- To do
A single number is the whole answer: the count of lines in the records where "term" occurs.

[Items from an interface collection]
>>>>
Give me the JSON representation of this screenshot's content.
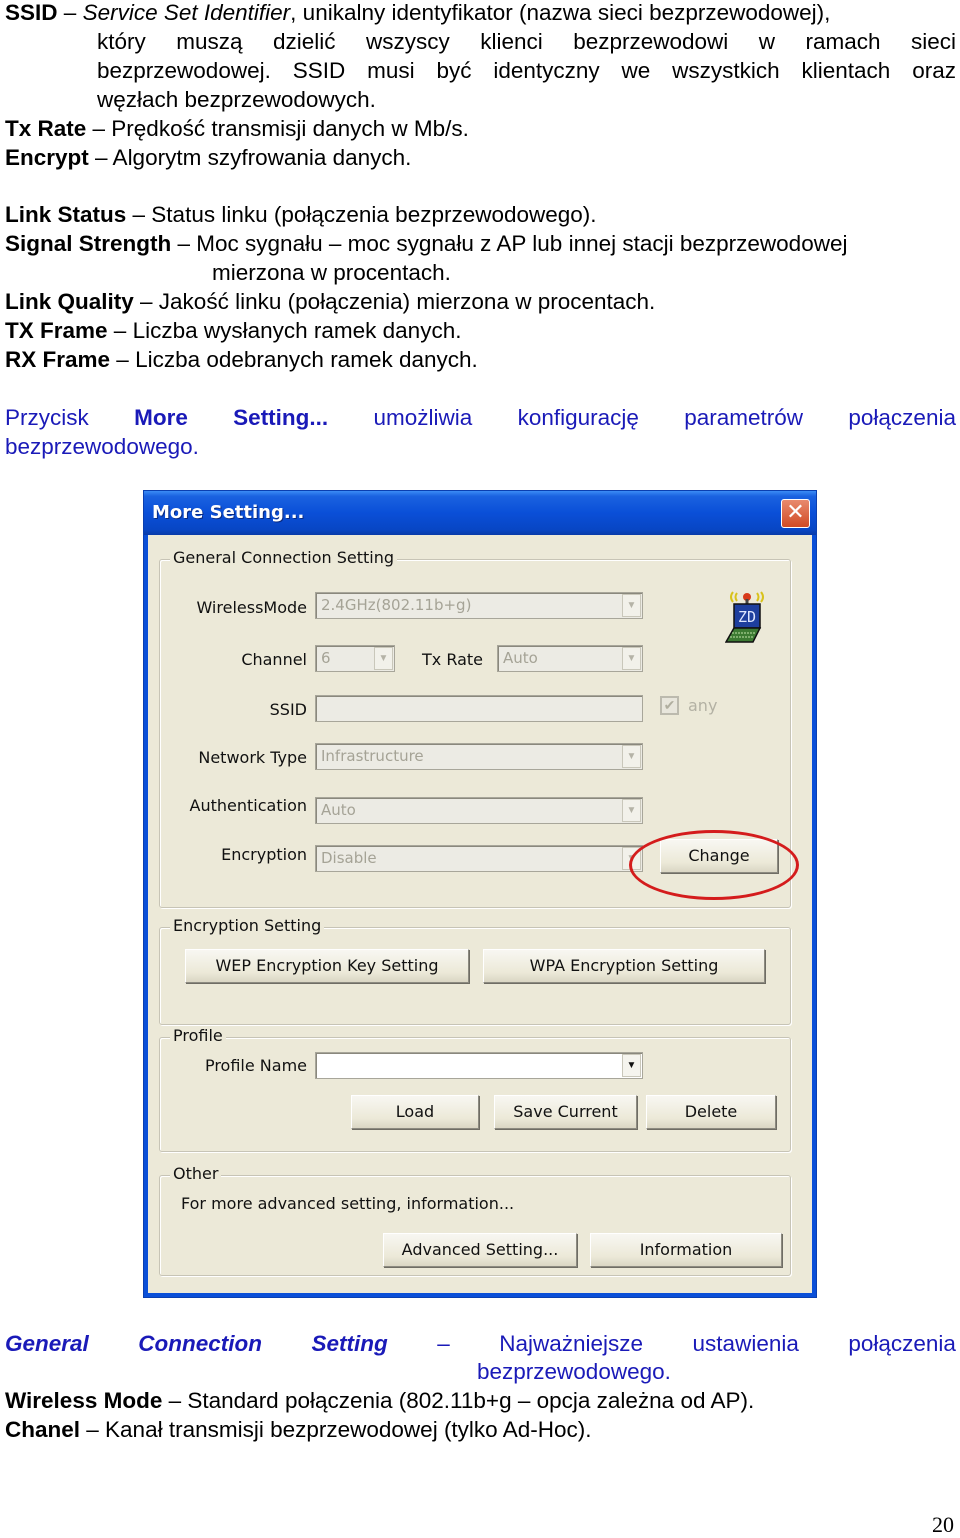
{
  "top_text": {
    "ssid": {
      "term": "SSID",
      "dash": "–",
      "italic": "Service Set Identifier",
      "line1_rest": ", unikalny identyfikator (nazwa sieci bezprzewodowej),",
      "line2_words": [
        "który",
        "muszą",
        "dzielić",
        "wszyscy",
        "klienci",
        "bezprzewodowi",
        "w",
        "ramach",
        "sieci"
      ],
      "line3_words": [
        "bezprzewodowej.",
        "SSID",
        "musi",
        "być",
        "identyczny",
        "we",
        "wszystkich",
        "klientach",
        "oraz"
      ],
      "line4": "węzłach bezprzewodowych."
    },
    "tx_rate": {
      "term": "Tx Rate",
      "desc": " – Prędkość transmisji danych w Mb/s."
    },
    "encrypt": {
      "term": "Encrypt",
      "desc": " – Algorytm szyfrowania danych."
    },
    "link_status": {
      "term": "Link Status",
      "desc": " – Status linku (połączenia bezprzewodowego)."
    },
    "signal_strength": {
      "term": "Signal Strength",
      "desc": " – Moc sygnału – moc sygnału z AP lub innej stacji bezprzewodowej",
      "line2": "mierzona w procentach."
    },
    "link_quality": {
      "term": "Link Quality",
      "desc": " – Jakość linku (połączenia) mierzona w procentach."
    },
    "tx_frame": {
      "term": "TX Frame",
      "desc": " – Liczba wysłanych ramek danych."
    },
    "rx_frame": {
      "term": "RX Frame",
      "desc": " – Liczba odebranych ramek danych."
    },
    "more_setting_para": {
      "words": [
        "Przycisk",
        "More",
        "Setting...",
        "umożliwia",
        "konfigurację",
        "parametrów",
        "połączenia"
      ],
      "line2": "bezprzewodowego."
    }
  },
  "dialog": {
    "title": "More Setting...",
    "close_glyph": "✕",
    "general": {
      "legend": "General Connection Setting",
      "wireless_mode_label": "WirelessMode",
      "wireless_mode_value": "2.4GHz(802.11b+g)",
      "channel_label": "Channel",
      "channel_value": "6",
      "tx_rate_label": "Tx Rate",
      "tx_rate_value": "Auto",
      "ssid_label": "SSID",
      "ssid_value": "",
      "any_label": "any",
      "any_checked": true,
      "network_type_label": "Network Type",
      "network_type_value": "Infrastructure",
      "authentication_label": "Authentication",
      "authentication_value": "Auto",
      "encryption_label": "Encryption",
      "encryption_value": "Disable",
      "change_button": "Change",
      "logo_text": "ZD"
    },
    "encryption_setting": {
      "legend": "Encryption Setting",
      "wep_button": "WEP Encryption Key Setting",
      "wpa_button": "WPA Encryption Setting"
    },
    "profile": {
      "legend": "Profile",
      "name_label": "Profile Name",
      "name_value": "",
      "load_button": "Load",
      "save_button": "Save Current",
      "delete_button": "Delete"
    },
    "other": {
      "legend": "Other",
      "description": "For more advanced setting, information...",
      "advanced_button": "Advanced Setting...",
      "information_button": "Information"
    },
    "arrow_glyph": "▼",
    "check_glyph": "✔"
  },
  "bottom_text": {
    "gcs": {
      "words": [
        "General",
        "Connection",
        "Setting",
        "–",
        "Najważniejsze",
        "ustawienia",
        "połączenia"
      ],
      "line2": "bezprzewodowego."
    },
    "wireless_mode": {
      "term": "Wireless Mode",
      "desc": " – Standard połączenia (802.11b+g – opcja zależna od AP)."
    },
    "chanel": {
      "term": "Chanel",
      "desc": " – Kanał transmisji bezprzewodowej (tylko Ad-Hoc)."
    }
  },
  "page_number": "20",
  "colors": {
    "accent_blue": "#1a1ab8",
    "highlight_red": "#d41c1c",
    "titlebar_blue": "#0a4fd8"
  }
}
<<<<
- Task solution
10